Slacker Uprising

Slacker Uprising is the new documentary from Michael Moore. It will be released to Internet for free on September 23, but had a world premiere at Michigan Theater for one night only this past Thursday. I attended, as did Michael Moore, where he spoke briefly about the film.

Slacker Uprising was filmed in September-November 2004, as Moore traveled the country to encourage young people to vote. Given Moore’s liberal Democratic status, I think it’s fairly obvious who he wanted them to vote for. (cough…*JOHN KERRY!!!*cough) We all know the arguably tragic end, but for the most part, the journey is very compelling. But man, oh man, Michael Moore needs a new editor.

It runs 90 minutes and feels like 900. There are various musical performances by Eddie Vedder, R.E.M., etc. I love the musicians, but the performances drag on and the only two I got a real kick out of was Roseanne Barr’s comedy stand-up act and Michael Moore’s “gift” to the Republicans – various TV ads for George W. Bush that are anti-Kerry. (Example: Hundreds of thousands of Americans died at Vietnam. If Kerry REALLY loved his country, he would have died. Vote Bush)

They keep on showing many speeches that Moore gives that retread the same water, the speeches take up about 55 minutes. The other 35 minutes is pure genius, and had Moore presented those 35 instead of 90, it would be one of the best this year. Well, so far, only about 4 movies this year have been truly excellent.

The experience was great, even though I sat outside the Michigan Theater for an hour and a half just waiting for the doors to open. Moore was a great speaker, and once or twice he engaged eye contact with me. The movie was overall a disappointment, although the great moments do stick with you. The problem with that? All the rest fades away. C-

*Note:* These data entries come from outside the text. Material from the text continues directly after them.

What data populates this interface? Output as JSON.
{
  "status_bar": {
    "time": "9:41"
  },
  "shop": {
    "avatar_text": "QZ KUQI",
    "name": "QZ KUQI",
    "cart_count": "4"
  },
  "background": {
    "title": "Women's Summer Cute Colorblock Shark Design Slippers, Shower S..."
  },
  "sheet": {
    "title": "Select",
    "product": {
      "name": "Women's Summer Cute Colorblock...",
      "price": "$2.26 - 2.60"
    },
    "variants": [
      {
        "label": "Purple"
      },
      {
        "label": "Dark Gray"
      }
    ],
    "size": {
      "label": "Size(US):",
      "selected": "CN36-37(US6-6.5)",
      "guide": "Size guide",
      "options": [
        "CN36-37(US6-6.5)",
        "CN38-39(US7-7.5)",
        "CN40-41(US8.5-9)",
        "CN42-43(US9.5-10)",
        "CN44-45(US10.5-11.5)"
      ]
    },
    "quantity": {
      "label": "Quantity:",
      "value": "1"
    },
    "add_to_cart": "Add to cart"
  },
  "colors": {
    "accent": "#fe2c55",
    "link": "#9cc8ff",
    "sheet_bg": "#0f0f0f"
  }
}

Burn After Reading

Burn After Reading is the riotous new comedy with a great cast and excellent script, done by two of the greatest filmmakers in Hollywood today, recent Oscar winners Joel & Ethan Coen. It aims its satire at CIA “intelligence”, plastic surgery, spy movies, and the ensemble cast involved often use their characters to parody their on-screen “personas”. The key thing is not to take anything seriously, even through the plot twists, dark humor, and oddly comic violence.

Where do I begin to summarize the plot? Osbourne Cox is writing his memoirs. He’s just been fired from his job as a CIA analyst. His cold-hearted wife Katie is considering divorce, and is secretly seeing US Marshall Harry Pfarrer. It seems like Osbourne’s world is falling apart.

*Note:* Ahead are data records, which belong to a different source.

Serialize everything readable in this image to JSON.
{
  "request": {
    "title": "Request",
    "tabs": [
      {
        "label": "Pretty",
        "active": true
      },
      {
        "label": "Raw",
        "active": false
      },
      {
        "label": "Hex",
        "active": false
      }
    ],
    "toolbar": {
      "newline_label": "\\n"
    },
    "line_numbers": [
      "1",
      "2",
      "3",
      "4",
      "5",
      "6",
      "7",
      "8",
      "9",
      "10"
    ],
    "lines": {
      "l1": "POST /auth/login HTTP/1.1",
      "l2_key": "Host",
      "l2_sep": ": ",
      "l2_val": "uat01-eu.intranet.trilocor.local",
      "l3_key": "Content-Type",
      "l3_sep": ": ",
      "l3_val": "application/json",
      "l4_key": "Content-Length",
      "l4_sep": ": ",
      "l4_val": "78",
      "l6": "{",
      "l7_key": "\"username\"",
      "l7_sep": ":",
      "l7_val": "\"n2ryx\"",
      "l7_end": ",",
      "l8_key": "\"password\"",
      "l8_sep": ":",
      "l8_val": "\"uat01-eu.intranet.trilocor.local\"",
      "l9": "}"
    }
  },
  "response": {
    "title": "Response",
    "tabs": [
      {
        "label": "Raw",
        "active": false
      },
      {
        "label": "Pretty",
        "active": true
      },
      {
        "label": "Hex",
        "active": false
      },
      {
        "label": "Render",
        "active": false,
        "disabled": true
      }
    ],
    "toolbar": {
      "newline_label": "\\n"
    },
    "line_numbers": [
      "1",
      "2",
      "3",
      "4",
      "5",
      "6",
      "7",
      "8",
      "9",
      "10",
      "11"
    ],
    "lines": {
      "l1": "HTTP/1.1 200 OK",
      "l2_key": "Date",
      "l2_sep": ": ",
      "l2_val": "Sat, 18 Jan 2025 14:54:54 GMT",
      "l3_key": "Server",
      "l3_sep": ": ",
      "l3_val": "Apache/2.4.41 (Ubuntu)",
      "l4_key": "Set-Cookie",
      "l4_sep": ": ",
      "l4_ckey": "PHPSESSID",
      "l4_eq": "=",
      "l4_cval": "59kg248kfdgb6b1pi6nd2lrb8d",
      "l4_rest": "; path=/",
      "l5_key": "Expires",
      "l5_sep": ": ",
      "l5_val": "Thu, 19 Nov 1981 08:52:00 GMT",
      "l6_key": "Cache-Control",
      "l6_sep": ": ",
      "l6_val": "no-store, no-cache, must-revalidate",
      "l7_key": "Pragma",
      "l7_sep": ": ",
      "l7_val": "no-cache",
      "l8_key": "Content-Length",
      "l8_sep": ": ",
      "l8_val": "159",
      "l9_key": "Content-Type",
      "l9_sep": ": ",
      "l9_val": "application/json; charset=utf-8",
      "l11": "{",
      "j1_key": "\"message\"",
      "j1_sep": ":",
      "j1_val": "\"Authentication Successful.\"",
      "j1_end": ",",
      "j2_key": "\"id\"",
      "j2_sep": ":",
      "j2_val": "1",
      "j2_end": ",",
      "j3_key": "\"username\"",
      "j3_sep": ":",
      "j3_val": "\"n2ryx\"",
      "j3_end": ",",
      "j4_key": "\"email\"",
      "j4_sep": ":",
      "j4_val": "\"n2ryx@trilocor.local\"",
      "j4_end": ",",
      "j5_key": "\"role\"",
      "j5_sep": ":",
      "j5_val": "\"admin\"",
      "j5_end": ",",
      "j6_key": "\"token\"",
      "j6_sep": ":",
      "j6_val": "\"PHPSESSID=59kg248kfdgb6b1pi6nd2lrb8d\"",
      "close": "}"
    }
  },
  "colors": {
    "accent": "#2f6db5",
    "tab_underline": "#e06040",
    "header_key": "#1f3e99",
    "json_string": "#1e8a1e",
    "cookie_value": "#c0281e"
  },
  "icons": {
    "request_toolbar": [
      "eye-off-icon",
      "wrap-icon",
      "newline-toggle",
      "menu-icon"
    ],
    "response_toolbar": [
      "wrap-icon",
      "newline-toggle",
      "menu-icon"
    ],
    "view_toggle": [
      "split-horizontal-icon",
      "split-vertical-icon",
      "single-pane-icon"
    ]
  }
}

But Katie begins secret divorce proceedings, and downloads all the content off Osbourne’s computer to a disc, including his memoirs, thinking it is financial data. When Katie’s divorce lawyer loses the disc in her gym locker, two dimwitted gym employees think it is top secret information and try to blackmail Osbourne.

These gym employees are Linda Litzke and Chad Feldheimer. Dimwitted Chad takes the action to blackmail and extort Osbourne for money. Linda goes along with it because she wants money for plastic surgeries. Meanwhile, Harry is assigned to find the two who have taken the disc, and meets Linda and starts to date her.

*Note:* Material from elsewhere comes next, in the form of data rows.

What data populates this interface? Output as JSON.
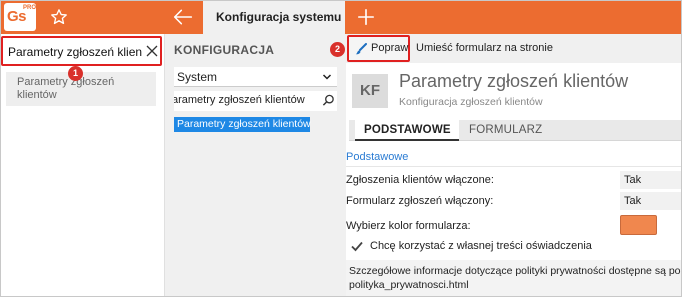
{
  "app": {
    "logo": {
      "text": "Gs",
      "pro": "PRO"
    },
    "active_tab": "Konfiguracja systemu",
    "accent_color": "#ec6c30"
  },
  "search": {
    "value": "Parametry zgłoszeń klien",
    "badge": "1",
    "results": [
      "Parametry zgłoszeń klientów"
    ]
  },
  "config": {
    "title": "KONFIGURACJA",
    "select_value": "System",
    "filter_value": "arametry zgłoszeń klientów",
    "items": [
      "Parametry zgłoszeń klientów"
    ]
  },
  "toolbar": {
    "badge": "2",
    "fix_label": "Popraw",
    "embed_label": "Umieść formularz na stronie"
  },
  "page": {
    "initials": "KF",
    "title": "Parametry zgłoszeń klientów",
    "subtitle": "Konfiguracja zgłoszeń klientów",
    "tabs": [
      "PODSTAWOWE",
      "FORMULARZ"
    ],
    "section": "Podstawowe",
    "fields": [
      {
        "label": "Zgłoszenia klientów włączone:",
        "value": "Tak"
      },
      {
        "label": "Formularz zgłoszeń włączony:",
        "value": "Tak"
      }
    ],
    "color_label": "Wybierz kolor formularza:",
    "form_color": "#f0874e",
    "checkbox_label": "Chcę korzystać z własnej treści oświadczenia",
    "info_text": "Szczegółowe informacje dotyczące polityki prywatności dostępne są pod polityka_prywatnosci.html"
  }
}
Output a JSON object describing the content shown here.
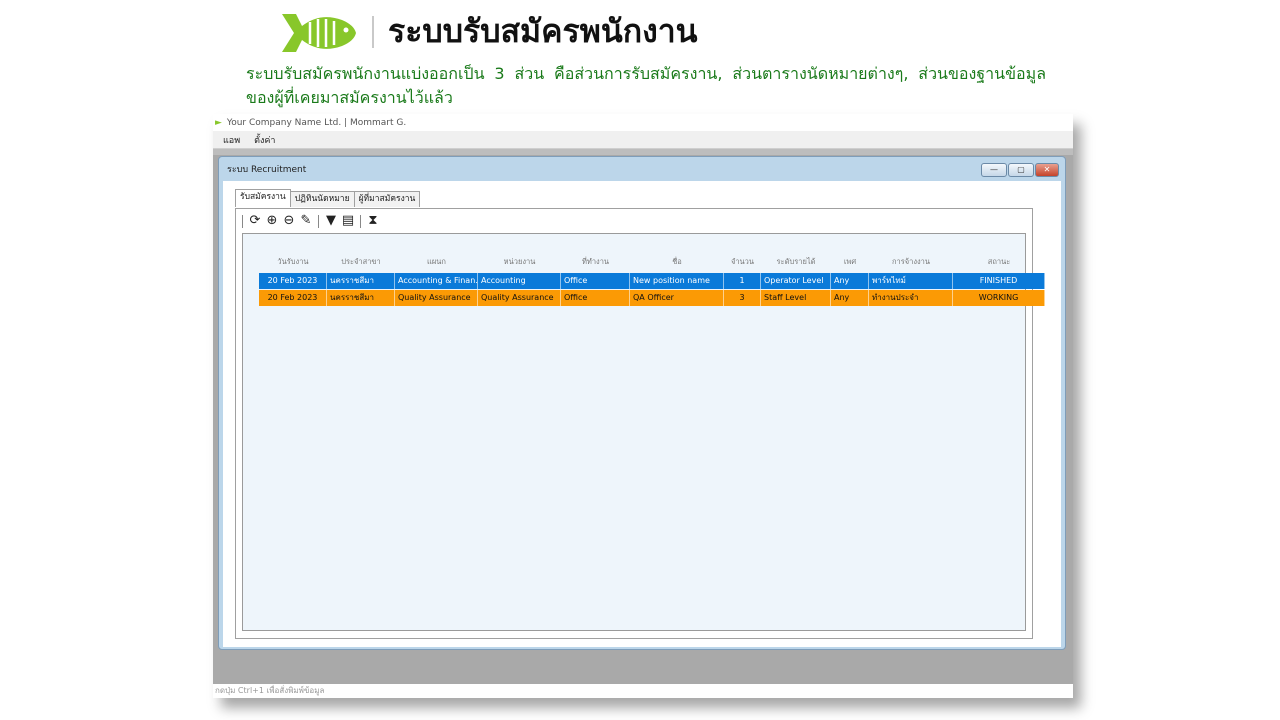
{
  "slide": {
    "title": "ระบบรับสมัครพนักงาน",
    "description": "ระบบรับสมัครพนักงานแบ่งออกเป็น 3 ส่วน คือส่วนการรับสมัครงาน, ส่วนตารางนัดหมายต่างๆ, ส่วนของฐานข้อมูลของผู้ที่เคยมาสมัครงานไว้แล้ว",
    "logo_icon": "fish-logo-icon",
    "accent_color": "#88c72a",
    "text_color": "#1a7a1a"
  },
  "app": {
    "title": "Your Company Name Ltd. | Mommart G.",
    "menu": [
      "แอพ",
      "ตั้งค่า"
    ],
    "status": "กดปุ่ม Ctrl+1 เพื่อสั่งพิมพ์ข้อมูล"
  },
  "child_window": {
    "title": "ระบบ Recruitment",
    "buttons": {
      "minimize": "—",
      "maximize": "▢",
      "close": "✕"
    }
  },
  "tabs": [
    {
      "label": "รับสมัครงาน",
      "active": true
    },
    {
      "label": "ปฏิทินนัดหมาย",
      "active": false
    },
    {
      "label": "ผู้ที่มาสมัครงาน",
      "active": false
    }
  ],
  "toolbar": [
    "refresh-icon",
    "add-icon",
    "remove-icon",
    "edit-icon",
    "filter-icon",
    "excel-export-icon",
    "hourglass-icon"
  ],
  "table": {
    "columns": [
      "วันรับงาน",
      "ประจำสาขา",
      "แผนก",
      "หน่วยงาน",
      "ที่ทำงาน",
      "ชื่อ",
      "จำนวน",
      "ระดับรายได้",
      "เพศ",
      "การจ้างงาน",
      "สถานะ"
    ],
    "rows": [
      {
        "color": "#0a7ad9",
        "cells": [
          "20 Feb 2023",
          "นครราชสีมา",
          "Accounting & Finan...",
          "Accounting",
          "Office",
          "New position name",
          "1",
          "Operator Level",
          "Any",
          "พาร์ทไทม์",
          "FINISHED"
        ]
      },
      {
        "color": "#fb9a05",
        "cells": [
          "20 Feb 2023",
          "นครราชสีมา",
          "Quality Assurance",
          "Quality Assurance",
          "Office",
          "QA Officer",
          "3",
          "Staff Level",
          "Any",
          "ทำงานประจำ",
          "WORKING"
        ]
      }
    ]
  }
}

These events are framed by two clueless CIA agents who periodically summarize the events, and try to find out what all this means. Their final scene, which is also the movie’s last scene, is impeccably written with humor and vigor.

Are you still there, reading? If so, I am amazed. It’s pretty much the most complex plot since Spider-Man 3. Somehow the Coen brothers manage to simplify all this to an comprehensible rate without dumbing it down, that alone is a feat.

All the performances are great and the one-liners are subtle, but hilarious. I don’t know what I loved most about the film. Brad Pitt’s high-wire, low-intelligence performance? Perhaps. The ending that hits you hard until long after it’s over? (That’s a good thing) Perhaps. I don’t really know myself.

This is a bona-fide awesome movie, so subtle in humor and yet so outrageous in execution and acting. A-

The House Bunny

A pretty average romantic comedy is helped in spades by Anna Faris’ excellent, funny performance as Shelley in The House Bunny. It’s pretty funny, but like every other romantic comedy since 1977, very very predictable.

Shelley is a Playboy bunny living in the mansion, and she’s lived in it for 8 years, living the good life. But when a rival plays a cruel trick on her that gets her kicked out, she has nowwhere to go.

But out of the blue, she stumbles upon a college where they inexplicably let her be a house mother to the Zetas, a group of seven awkward, nerdy girls who know nothing about boys or the high life. The school board threatens to close them down if they don’t get 30 new pledges by the end of the month.

Shelley must teach these girls about social life and maybe even a little about fashion, before time runs out and they lose their home.

Anna Faris as Shelley is hilarious, one of the best comedic performances of recent memory. She can play both stupid, smart, cute, and above all, lovable. As for the other 7 girls, some of their roles are surprisingly well-written, some are incredibly under-written, and one or two have virtually no lines at all.

Just walk into it not expecting anything new, but for a couple of laughs and a generally good time at the movies. B-